StoryMaker on ABCYA.com is the free form option that lets younger students create a picture and then write about it using a lined paper template to reinforce those early writing skills. Kids can either print or save their creations. Potential use: Have kids describe the science or math lesson they just had. 

Mystorymaker from the Carnegie Library of Pittsburgh guides kids through the process of creating a short story while also letting them act out the story using characters, actions, moods, settings, and objects. Stories can be saved and accessed via a link. Potential use: Have kids reenact an event they just learned about in history or social studies. 

Storybird uses beautiful artwork to inspire creative writing in the form of poetry, long stories, or picture books with captions. Sign in is required but students can use their Google accounts so the process is simple and because Storybird is an educational tool, student won't be spammed later with promotional emails. Potential use: Have kids keep a weekly journal using the chapter book format.
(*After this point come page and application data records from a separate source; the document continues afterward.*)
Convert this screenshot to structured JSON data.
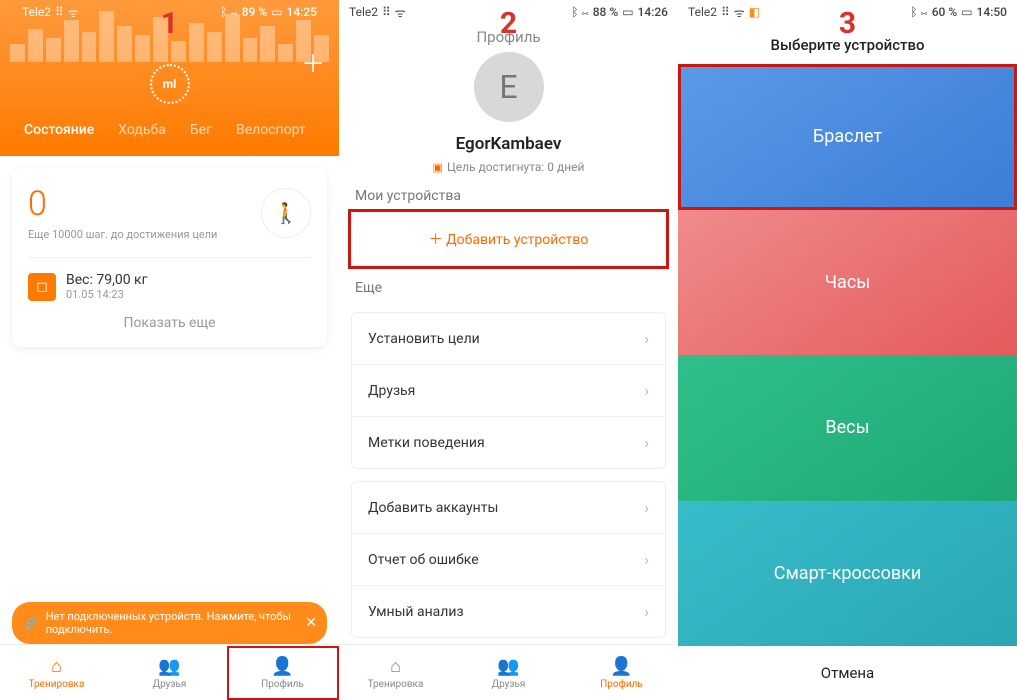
{
  "screens": {
    "s1": {
      "number": "1",
      "status": {
        "carrier": "Tele2",
        "signal": "⠿",
        "wifi": "ᯤ",
        "nfc": "ᛒ ⋈",
        "battery": "89 %",
        "batt_icon": "▭",
        "time": "14:25"
      },
      "plus": "＋",
      "logo": "ml",
      "tabs": [
        "Состояние",
        "Ходьба",
        "Бег",
        "Велоспорт"
      ],
      "steps": {
        "value": "0",
        "sub": "Еще 10000 шаг. до достижения цели",
        "walker": "🚶"
      },
      "weight": {
        "icon": "◻",
        "label": "Вес: 79,00  кг",
        "date": "01.05 14:23"
      },
      "showmore": "Показать еще",
      "banner": {
        "icon": "🔗",
        "text": "Нет подключенных устройств. Нажмите, чтобы подключить.",
        "close": "✕"
      },
      "nav": [
        {
          "icon": "⌂",
          "label": "Тренировка"
        },
        {
          "icon": "👥",
          "label": "Друзья"
        },
        {
          "icon": "👤",
          "label": "Профиль"
        }
      ]
    },
    "s2": {
      "number": "2",
      "status": {
        "carrier": "Tele2",
        "signal": "⠿",
        "wifi": "ᯤ",
        "nfc": "ᛒ ⋈",
        "battery": "88 %",
        "batt_icon": "▭",
        "time": "14:26"
      },
      "title": "Профиль",
      "avatar_letter": "E",
      "username": "EgorKambaev",
      "goal": {
        "icon": "▣",
        "text": "Цель достигнута: 0 дней"
      },
      "devices_label": "Мои устройства",
      "add_device": "＋ Добавить устройство",
      "more_label": "Еще",
      "items1": [
        "Установить цели",
        "Друзья",
        "Метки поведения"
      ],
      "items2": [
        "Добавить аккаунты",
        "Отчет об ошибке",
        "Умный анализ"
      ],
      "nav": [
        {
          "icon": "⌂",
          "label": "Тренировка"
        },
        {
          "icon": "👥",
          "label": "Друзья"
        },
        {
          "icon": "👤",
          "label": "Профиль"
        }
      ]
    },
    "s3": {
      "number": "3",
      "status": {
        "carrier": "Tele2",
        "signal": "⠿",
        "wifi": "ᯤ",
        "extra": "◧",
        "nfc": "ᛒ ⋈",
        "battery": "60 %",
        "batt_icon": "▭",
        "time": "14:50"
      },
      "title": "Выберите устройство",
      "tiles": [
        "Браслет",
        "Часы",
        "Весы",
        "Смарт-кроссовки"
      ],
      "cancel": "Отмена"
    }
  }
}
Kids can select images that match their emotional profile for the week  and write about it (good way to reinforce social/ behavioral awareness too!). 

Wednesday, March 15, 2017
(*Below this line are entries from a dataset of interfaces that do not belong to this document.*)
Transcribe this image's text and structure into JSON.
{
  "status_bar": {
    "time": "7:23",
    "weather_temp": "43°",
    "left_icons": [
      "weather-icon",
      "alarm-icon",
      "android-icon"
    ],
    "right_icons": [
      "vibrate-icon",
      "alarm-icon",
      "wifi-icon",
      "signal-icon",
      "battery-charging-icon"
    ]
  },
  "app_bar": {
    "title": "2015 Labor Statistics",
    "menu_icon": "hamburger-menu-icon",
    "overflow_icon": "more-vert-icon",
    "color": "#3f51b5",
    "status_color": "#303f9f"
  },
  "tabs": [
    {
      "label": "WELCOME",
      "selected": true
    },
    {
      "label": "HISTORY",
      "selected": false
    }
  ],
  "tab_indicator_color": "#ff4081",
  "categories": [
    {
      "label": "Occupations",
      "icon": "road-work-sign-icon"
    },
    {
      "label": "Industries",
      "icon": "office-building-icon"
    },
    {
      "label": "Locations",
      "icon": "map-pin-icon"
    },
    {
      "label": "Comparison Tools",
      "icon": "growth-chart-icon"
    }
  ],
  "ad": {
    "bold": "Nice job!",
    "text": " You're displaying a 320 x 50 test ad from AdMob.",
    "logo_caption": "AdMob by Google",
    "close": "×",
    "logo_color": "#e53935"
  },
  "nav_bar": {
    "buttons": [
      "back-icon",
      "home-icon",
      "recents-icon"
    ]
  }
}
Get to Your Google Apps From Anywhere


Sometimes when I am forced to use a foreign computer I have trouble getting to my trusty Google apps like Gmail or Drive because I can't find the apps launcher or any bookmarks. This can happen if I am using a browser like Firefox or Safari. It can also happen if I am on someone else's Chrome profile  that has a fancy theme. Sooo irritating! 

If you ever find yourself in this unhappy situation, here's a way out: use Google's back door. 

Simply type the name of the app you want, like mail, into the url address bar followed by dot google dot com. Like this: mail.google.com.  This will take you right to your app although you might have to sign into Google first. It works will all of Google's apps, too. 

Sometimes, it's helpful to see a video demonstration. 




Do you know of any other way to access Google apps?

Wednesday, March 8, 2017

Paper Keyboarding for Littles

This post was inspired by first grade teacher, Amy Gaucher, who  saw something similar on Teachers Pay Teachers. Thanks for sharing, Amy!

Download your own blank paper keyboard here.

Spelling by Jennifer Rowe BBRSD

Wednesday, February 15, 2017

The Big Deal About Privacy

Private "Eyes" by Kalie Mashaney

When it comes to online privacy, are you a believer, a realist, or a shrugger? Don't know? Take this short quiz to help you find out then check out The Privacy Paradox to learn just how vulnerable and valuable your data is.

Through the Privacy Paradox I learned much about the mysterious and often surprising ways in which our data is harvested and used. For instance, did you know some apps access the microphone for listening purposes and others access your location for no apparent reason other than to collect and sell that information?

I also learned fairly easy ways I can carve out a little more privacy for myself such as by manually selecting which apps can access my microphone and location.

Here's the lowdown on what I'm talking about:
  • The Privacy Paradox  is a series of  5 newsletters that contain a short podcast (you can listen online or download them), tips for safeguarding your data and metadata, and a challenge toward that end. 
  • The newsletters are delivered to your inbox one day at a time. I saved mine and binge listened one Sunday afternoon.
  • The Privacy Paradox is produced by Note to Self, a podcast from WNYC that focuses on the human side of technology
  • The Privacy Paradox is not alarmist or conspiracy theoryish (two qualities I avoid like an AM radio talk show) but it does present a reality grounded in facts that is pretty surprising.
  • I started out as a realist when it comes to digital data, but now I lean more toward the believer end
Looking both ways before crossing a street, avoiding strangers offering candy, and protecting our digital identity - that's life in the digital age!